What is anovulation?
Anovulation is a treatable condition in which the ovaries do not release an egg during a menstrual cycle, making it very difficult to become pregnant without medical assistance.
Symptoms of anovulation
Chronic anovulation is one of the most common causes of female infertility, accounting for as many as 30% of cases. It causes menstrual cycle irregularities, such as extended or shortened cycles, or no menstrual cycle at all. Ovulation (the release of an egg from an ovary) typically occurs about halfway through a menstrual cycle. If you are unable to ovulate, you cannot become pregnant (unless you have frozen eggs or use an egg donor).
Becoming aware of the signs of ovulation (and monitoring your menstrual and ovulation cycles accordingly) can alert you to symptoms of ovulation dysfunction, which include:

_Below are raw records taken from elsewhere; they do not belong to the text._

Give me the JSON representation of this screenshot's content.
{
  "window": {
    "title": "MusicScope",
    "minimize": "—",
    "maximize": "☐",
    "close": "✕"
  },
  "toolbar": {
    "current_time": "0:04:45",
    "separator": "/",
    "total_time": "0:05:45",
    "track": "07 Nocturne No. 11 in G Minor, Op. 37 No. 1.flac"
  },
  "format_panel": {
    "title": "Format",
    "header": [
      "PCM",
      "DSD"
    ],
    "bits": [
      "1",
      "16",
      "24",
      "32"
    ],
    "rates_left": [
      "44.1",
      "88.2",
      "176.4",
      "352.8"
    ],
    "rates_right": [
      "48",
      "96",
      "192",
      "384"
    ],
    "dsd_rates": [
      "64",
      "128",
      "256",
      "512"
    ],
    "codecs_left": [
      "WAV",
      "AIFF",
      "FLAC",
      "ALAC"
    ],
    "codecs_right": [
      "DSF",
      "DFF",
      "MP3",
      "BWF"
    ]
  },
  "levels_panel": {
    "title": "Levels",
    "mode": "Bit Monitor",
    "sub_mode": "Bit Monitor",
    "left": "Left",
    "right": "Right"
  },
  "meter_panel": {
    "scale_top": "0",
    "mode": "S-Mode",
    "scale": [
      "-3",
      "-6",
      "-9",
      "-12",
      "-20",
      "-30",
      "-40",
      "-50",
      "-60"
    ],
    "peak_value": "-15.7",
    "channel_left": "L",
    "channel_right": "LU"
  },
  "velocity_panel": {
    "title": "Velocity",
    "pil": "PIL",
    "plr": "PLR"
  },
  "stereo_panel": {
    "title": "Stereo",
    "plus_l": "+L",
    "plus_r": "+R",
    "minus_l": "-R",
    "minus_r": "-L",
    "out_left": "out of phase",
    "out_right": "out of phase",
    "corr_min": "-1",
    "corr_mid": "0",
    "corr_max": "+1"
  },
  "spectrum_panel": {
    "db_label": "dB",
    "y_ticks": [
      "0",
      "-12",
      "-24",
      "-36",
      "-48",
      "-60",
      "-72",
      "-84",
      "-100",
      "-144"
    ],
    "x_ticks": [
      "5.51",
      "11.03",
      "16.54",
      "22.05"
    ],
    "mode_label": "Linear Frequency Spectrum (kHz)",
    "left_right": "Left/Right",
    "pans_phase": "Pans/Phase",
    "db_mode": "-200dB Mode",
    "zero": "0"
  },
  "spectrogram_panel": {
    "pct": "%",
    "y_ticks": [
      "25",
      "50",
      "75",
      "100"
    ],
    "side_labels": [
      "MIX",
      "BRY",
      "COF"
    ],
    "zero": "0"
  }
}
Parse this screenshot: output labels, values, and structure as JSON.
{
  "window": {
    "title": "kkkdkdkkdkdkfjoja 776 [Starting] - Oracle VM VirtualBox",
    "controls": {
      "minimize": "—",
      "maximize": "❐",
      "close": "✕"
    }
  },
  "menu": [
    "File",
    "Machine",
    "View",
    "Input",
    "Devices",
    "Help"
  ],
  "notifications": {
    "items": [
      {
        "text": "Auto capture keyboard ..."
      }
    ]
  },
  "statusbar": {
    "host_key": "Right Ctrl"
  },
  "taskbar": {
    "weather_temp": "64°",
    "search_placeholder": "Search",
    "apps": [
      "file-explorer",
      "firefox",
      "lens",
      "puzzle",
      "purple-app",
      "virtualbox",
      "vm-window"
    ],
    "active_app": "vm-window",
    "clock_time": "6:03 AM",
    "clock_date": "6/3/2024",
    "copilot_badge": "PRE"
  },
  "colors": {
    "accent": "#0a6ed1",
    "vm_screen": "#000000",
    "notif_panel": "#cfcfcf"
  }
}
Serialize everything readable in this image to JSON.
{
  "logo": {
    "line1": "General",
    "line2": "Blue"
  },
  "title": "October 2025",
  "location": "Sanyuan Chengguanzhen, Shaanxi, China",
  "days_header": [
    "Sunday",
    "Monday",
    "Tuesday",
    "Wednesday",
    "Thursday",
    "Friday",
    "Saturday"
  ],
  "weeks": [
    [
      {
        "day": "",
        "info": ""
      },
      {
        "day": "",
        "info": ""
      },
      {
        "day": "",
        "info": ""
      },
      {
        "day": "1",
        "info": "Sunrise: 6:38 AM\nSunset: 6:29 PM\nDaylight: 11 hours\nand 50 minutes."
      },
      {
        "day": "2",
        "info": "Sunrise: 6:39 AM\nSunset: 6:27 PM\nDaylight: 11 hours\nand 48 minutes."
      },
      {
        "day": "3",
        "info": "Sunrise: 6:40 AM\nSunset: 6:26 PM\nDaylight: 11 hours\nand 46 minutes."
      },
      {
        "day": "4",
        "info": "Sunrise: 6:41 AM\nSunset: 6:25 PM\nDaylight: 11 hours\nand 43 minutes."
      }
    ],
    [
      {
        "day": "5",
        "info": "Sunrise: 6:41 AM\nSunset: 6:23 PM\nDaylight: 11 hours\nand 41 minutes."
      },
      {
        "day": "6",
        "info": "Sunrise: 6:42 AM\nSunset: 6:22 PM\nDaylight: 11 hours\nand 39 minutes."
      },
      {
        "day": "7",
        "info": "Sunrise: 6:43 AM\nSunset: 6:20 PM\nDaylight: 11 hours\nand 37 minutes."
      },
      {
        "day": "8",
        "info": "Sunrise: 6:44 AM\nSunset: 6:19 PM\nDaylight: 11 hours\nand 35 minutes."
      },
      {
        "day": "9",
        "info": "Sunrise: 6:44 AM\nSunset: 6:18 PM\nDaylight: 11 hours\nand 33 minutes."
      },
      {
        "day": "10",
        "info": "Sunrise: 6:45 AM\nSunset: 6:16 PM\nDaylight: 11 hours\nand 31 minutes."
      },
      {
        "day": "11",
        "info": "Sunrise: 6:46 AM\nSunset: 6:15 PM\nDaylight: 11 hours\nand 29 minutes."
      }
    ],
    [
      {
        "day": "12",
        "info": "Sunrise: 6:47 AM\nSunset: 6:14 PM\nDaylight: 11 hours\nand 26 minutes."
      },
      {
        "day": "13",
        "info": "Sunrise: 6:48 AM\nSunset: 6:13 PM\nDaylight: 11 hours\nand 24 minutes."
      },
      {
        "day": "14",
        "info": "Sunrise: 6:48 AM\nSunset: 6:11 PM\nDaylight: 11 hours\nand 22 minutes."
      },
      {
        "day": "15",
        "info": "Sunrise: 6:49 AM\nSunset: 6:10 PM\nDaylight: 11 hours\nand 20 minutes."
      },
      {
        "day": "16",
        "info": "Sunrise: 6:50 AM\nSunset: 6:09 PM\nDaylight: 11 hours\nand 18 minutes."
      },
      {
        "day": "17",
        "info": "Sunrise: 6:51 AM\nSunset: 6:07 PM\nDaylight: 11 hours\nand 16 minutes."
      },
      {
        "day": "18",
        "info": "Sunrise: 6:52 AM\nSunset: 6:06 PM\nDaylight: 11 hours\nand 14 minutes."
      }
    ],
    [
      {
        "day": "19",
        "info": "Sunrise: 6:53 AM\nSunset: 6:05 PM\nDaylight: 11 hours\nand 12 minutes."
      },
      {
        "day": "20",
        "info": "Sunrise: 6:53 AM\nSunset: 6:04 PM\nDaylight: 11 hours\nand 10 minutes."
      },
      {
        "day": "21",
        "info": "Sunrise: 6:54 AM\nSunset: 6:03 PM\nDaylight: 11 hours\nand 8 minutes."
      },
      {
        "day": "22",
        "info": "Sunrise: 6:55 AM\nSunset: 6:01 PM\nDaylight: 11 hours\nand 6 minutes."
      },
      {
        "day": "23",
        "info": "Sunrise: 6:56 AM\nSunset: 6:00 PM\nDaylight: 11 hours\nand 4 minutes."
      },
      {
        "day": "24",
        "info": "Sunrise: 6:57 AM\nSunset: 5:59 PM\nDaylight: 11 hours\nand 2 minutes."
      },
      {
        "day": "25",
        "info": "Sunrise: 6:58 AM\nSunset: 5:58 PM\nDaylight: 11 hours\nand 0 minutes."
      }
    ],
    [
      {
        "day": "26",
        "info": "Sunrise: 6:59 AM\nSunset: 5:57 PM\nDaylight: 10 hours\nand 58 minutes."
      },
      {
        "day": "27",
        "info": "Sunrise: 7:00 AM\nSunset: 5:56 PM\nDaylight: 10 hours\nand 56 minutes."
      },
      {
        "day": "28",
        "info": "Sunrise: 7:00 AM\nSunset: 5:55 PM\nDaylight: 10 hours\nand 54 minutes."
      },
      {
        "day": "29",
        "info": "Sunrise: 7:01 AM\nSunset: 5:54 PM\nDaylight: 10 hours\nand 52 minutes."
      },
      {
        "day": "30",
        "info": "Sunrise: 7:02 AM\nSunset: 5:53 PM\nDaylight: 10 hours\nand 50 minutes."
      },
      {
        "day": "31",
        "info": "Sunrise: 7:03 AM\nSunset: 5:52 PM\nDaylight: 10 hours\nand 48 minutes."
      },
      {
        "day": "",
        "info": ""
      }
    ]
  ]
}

- Irregular menstruation
- Excessive or light menstruation
- Lack of menstruation
- Lack of cervical mucus
- Irregular basal body temperature (BBT)
Experiencing menstruation does not necessarily mean a woman is ovulating normally.
Causes of anovulation
Polycystic ovarian syndrome (PCOS) is the most common cause of anovulation. Other potential causes of ovulation dysfunction include:
- Being overweight or underweight
- Exercising to an extreme degree
- Low ovarian reserves
- Thyroid dysfunction
- High stress levels
- Premature ovarian failure
Your fertility doctor can diagnose anovulation by:
- Reviewing your medical history to determine if you menstruate on a normal cycle.
- Consulting blood test results to monitor levels of progesterone in the second half of a cycle. This is when the hormone surges to levels of 5 to 20 ng/ml.
- Performing a postcoital test, which involves taking a sample of cervical mucus soon after intercourse.
- Performing an ultrasonography, typically intravaginal, to have a clear image of the reproductive tract and detect potential abnormalities. This tool is also used to monitor follicular development before ovulation.
- Conducting an endometrial biopsy to get a tissue sample taken from the endometrium (uterine lining). By studying the thickness and qualities of this tissue, it can be determined if ovulation has occurred and if the endometrium is healthy enough to support egg implantation and fetal growth.
Treatment for anovulation
Because many factors influence a woman’s hormones and menstrual cycle, there is no single solution for treating anovulation. Often, the underlying cause of anovulation is addressed as part of the treatment. For example, lifestyle changes, such as weight loss or stress management, may be advocated by your physician.
In many cases, fertility drugs are prescribed to balance hormone cycles and trigger ovulation. The first recommendation is usually clomid, which initiates ovulation in up to 80 percent of women with anovulation.